Is there a person in the world, or in the US whom you would love to have a private breakfast or lunch with, and why? He or she might just see this, especially if we tag them. 🙂

I am a big fan of Bethany Frankel. We’re both New Yorkers and absolutely cut from the same cloth. I find her honesty and humor incredibly refreshing. And paired with her business acumen and philanthropy (as well as being an awesome mom) she’s an amazing role model. She also did an article recently on how her ‘overnight success’ was years in the making and I fell in love all over again.

How can our readers further follow your work online?

The best way to follow me online is on TikTok and Instagram! My handle on both is @JustinSchumanOfficial

This was very meaningful, thank you so much!

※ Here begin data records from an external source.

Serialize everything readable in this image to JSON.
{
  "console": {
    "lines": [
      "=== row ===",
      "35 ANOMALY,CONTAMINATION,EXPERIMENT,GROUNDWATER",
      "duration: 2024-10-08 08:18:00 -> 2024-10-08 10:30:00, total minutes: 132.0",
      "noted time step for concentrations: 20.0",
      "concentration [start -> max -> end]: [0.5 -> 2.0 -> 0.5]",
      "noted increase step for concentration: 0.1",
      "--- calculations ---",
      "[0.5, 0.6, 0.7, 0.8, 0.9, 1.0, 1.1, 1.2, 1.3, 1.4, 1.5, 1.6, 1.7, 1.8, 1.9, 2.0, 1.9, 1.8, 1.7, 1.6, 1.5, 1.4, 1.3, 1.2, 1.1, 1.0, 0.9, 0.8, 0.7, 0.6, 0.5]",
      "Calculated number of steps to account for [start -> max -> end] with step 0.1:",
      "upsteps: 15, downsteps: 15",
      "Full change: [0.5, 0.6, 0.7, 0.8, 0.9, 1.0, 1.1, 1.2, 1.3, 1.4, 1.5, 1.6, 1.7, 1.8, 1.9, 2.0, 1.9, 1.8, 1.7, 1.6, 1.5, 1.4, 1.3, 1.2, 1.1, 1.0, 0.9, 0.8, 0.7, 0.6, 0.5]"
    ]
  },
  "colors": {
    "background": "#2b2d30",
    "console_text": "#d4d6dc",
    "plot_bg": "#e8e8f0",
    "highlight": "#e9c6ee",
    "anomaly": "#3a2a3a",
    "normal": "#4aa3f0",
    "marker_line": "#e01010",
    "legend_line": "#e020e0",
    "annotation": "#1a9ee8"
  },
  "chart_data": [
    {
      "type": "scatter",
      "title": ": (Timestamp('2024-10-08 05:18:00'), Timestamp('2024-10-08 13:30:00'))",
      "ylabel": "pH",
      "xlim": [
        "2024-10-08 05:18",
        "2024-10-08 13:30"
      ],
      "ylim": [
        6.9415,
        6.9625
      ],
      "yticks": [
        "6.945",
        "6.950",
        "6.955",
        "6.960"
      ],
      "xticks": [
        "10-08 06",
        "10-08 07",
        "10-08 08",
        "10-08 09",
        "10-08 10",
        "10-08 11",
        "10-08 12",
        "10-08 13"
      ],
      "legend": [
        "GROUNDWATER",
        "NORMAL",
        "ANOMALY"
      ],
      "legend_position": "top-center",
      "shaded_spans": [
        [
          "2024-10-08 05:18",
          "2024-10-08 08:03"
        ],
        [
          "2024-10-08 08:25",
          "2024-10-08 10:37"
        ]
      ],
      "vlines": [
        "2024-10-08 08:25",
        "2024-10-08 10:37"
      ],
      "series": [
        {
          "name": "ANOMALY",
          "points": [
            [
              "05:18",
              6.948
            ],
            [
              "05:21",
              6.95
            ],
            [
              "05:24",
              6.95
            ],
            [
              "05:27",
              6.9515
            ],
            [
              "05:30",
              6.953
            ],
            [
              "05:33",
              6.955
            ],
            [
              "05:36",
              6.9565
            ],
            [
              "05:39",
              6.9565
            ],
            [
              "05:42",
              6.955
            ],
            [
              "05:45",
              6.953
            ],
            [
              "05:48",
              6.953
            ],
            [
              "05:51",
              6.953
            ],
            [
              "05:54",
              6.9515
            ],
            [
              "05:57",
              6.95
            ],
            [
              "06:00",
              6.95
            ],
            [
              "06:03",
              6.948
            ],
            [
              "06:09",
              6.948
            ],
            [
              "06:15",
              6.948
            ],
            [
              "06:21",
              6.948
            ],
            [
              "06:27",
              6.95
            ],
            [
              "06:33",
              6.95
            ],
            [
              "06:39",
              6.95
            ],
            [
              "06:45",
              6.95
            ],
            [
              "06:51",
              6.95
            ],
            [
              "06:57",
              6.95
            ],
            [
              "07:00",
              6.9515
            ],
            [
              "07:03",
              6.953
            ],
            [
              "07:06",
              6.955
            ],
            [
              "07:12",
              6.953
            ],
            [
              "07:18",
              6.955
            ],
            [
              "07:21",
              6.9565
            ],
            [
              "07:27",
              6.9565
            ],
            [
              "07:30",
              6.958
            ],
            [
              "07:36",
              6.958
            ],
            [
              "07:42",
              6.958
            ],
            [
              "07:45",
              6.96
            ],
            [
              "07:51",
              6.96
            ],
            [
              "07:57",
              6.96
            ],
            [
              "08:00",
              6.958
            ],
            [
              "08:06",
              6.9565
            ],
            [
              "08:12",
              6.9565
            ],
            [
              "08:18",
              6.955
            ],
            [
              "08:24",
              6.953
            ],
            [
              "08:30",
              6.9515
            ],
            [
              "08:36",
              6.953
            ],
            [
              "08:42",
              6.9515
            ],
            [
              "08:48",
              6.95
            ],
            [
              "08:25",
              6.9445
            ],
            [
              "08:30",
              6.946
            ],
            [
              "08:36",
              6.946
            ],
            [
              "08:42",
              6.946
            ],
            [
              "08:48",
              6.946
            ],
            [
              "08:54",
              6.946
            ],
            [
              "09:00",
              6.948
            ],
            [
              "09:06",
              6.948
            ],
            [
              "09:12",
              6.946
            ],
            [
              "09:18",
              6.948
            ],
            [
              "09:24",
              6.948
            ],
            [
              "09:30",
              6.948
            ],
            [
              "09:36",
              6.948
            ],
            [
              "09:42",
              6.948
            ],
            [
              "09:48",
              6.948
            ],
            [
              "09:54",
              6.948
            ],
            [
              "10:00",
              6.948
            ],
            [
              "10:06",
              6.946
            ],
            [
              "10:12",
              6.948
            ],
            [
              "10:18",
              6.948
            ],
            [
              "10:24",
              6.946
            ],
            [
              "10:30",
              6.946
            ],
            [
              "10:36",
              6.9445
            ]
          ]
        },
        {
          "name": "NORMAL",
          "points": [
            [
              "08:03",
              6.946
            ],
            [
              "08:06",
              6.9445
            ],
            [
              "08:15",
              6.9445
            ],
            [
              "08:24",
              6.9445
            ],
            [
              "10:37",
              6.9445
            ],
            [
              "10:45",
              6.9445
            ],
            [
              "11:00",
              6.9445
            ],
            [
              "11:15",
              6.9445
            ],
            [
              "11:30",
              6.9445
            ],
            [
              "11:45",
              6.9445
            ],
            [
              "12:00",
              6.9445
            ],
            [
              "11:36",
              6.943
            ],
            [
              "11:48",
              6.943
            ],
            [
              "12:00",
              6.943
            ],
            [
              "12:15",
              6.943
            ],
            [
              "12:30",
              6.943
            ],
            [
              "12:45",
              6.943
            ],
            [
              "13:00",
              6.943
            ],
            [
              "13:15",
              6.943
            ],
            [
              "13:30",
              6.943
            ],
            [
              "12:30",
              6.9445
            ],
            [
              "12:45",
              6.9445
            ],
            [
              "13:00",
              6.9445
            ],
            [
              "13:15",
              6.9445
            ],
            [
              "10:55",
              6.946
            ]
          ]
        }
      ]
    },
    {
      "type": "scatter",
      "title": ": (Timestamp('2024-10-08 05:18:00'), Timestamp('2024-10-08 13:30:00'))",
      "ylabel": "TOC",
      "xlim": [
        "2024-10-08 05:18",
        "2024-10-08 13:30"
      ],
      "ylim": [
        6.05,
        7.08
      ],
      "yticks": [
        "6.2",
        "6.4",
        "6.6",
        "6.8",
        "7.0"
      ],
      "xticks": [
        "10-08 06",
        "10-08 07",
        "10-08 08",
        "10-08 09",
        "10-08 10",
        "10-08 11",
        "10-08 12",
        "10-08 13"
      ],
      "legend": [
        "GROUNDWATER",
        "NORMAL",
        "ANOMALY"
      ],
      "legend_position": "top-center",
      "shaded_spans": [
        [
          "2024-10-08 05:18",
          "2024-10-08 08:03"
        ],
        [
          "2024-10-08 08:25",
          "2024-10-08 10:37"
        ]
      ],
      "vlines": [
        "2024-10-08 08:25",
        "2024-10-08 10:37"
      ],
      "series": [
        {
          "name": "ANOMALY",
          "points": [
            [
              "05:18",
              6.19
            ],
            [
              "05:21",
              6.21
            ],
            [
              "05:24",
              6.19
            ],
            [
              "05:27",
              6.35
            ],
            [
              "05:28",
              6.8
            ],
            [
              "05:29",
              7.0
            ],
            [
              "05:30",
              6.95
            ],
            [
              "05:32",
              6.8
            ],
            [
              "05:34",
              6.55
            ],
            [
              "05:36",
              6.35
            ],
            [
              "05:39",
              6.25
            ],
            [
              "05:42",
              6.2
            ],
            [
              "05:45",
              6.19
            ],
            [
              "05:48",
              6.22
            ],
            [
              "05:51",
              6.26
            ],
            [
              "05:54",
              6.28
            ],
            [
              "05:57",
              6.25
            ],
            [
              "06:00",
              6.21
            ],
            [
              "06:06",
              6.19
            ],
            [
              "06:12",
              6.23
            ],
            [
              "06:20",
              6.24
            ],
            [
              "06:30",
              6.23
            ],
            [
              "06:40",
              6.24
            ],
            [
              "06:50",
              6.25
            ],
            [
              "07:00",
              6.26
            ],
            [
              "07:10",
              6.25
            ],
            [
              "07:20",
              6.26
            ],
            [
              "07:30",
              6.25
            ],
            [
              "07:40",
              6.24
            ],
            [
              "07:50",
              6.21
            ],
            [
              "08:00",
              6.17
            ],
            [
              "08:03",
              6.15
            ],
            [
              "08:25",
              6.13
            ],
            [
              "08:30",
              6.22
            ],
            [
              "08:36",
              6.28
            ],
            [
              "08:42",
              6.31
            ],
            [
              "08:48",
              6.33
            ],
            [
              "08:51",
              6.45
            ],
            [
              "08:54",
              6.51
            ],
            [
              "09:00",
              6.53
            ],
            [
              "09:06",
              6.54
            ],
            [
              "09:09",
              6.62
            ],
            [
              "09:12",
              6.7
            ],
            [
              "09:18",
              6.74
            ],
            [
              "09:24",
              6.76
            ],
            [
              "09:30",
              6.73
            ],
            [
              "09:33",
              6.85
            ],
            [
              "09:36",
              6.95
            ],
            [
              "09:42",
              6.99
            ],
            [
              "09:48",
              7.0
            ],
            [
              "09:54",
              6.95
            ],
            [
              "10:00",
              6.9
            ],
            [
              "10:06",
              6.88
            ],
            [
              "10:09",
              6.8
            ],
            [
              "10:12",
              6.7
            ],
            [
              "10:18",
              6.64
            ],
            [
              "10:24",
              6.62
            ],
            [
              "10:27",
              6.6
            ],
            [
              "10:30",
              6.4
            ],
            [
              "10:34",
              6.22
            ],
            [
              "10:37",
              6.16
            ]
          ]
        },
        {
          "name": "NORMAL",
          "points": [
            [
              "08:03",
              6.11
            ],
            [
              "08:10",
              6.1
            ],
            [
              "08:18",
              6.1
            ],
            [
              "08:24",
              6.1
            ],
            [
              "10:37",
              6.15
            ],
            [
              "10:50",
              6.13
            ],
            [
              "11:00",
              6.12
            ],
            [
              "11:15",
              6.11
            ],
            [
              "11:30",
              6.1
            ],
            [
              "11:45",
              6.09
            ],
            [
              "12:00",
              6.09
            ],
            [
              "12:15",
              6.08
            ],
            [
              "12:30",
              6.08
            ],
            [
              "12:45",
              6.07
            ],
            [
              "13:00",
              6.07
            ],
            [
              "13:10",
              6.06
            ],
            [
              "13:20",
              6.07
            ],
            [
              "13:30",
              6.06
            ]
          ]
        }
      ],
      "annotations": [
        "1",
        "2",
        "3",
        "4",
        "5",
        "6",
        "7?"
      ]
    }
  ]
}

About The Interviewer: Growing up in Canada, Edward Sylvan was an unlikely candidate to make a mark on the high-powered film industry based in Hollywood. But as CEO of Sycamore Entertainment Group Inc, (SEGI) Sylvan is among a select group of less than ten Black executives who have founded, own and control a publicly traded company. Now, deeply involved in the movie business, he is providing opportunities for people of color.

In 2020, he was appointed president of the Monaco International Film Festival, and was encouraged to take the festival in a new digital direction.

Raised in Toronto, he attended York University where he studied Economics and Political Science, then went to work in finance on Bay Street, (the city’s equivalent of Wall Street). After years of handling equities trading, film tax credits, options trading and mergers and acquisitions for the film, mining and technology industries, in 2008 he decided to reorient his career fully towards the entertainment business.

With the aim of helping Los Angeles filmmakers of color who were struggling to understand how to raise capital, Sylvan wanted to provide them with ways to finance their creative endeavors.

At Sycamore Entertainment he specializes in print and advertising financing, marketing, acquisition and worldwide distribution of quality feature-length motion pictures, and is concerned with acquiring, producing and promoting films about equality, diversity and other thought provoking subject matter which will also include nonviolent storytelling.

Sylvan has been featured in Forbes, the Wall Street Journal, the New York Times and has been seen on Fox Business News, CBS and NBC. Sycamore Entertainment Group Inc is headquartered in Seattle, with offices in Los Angeles and Vancouver.

Social Media Stars Making a Social Impact: Why & How Broadway Actor Justin Schuman Is Helping To… was originally published in Authority Magazine on Medium, where people are continuing the conversation by highlighting and responding to this story.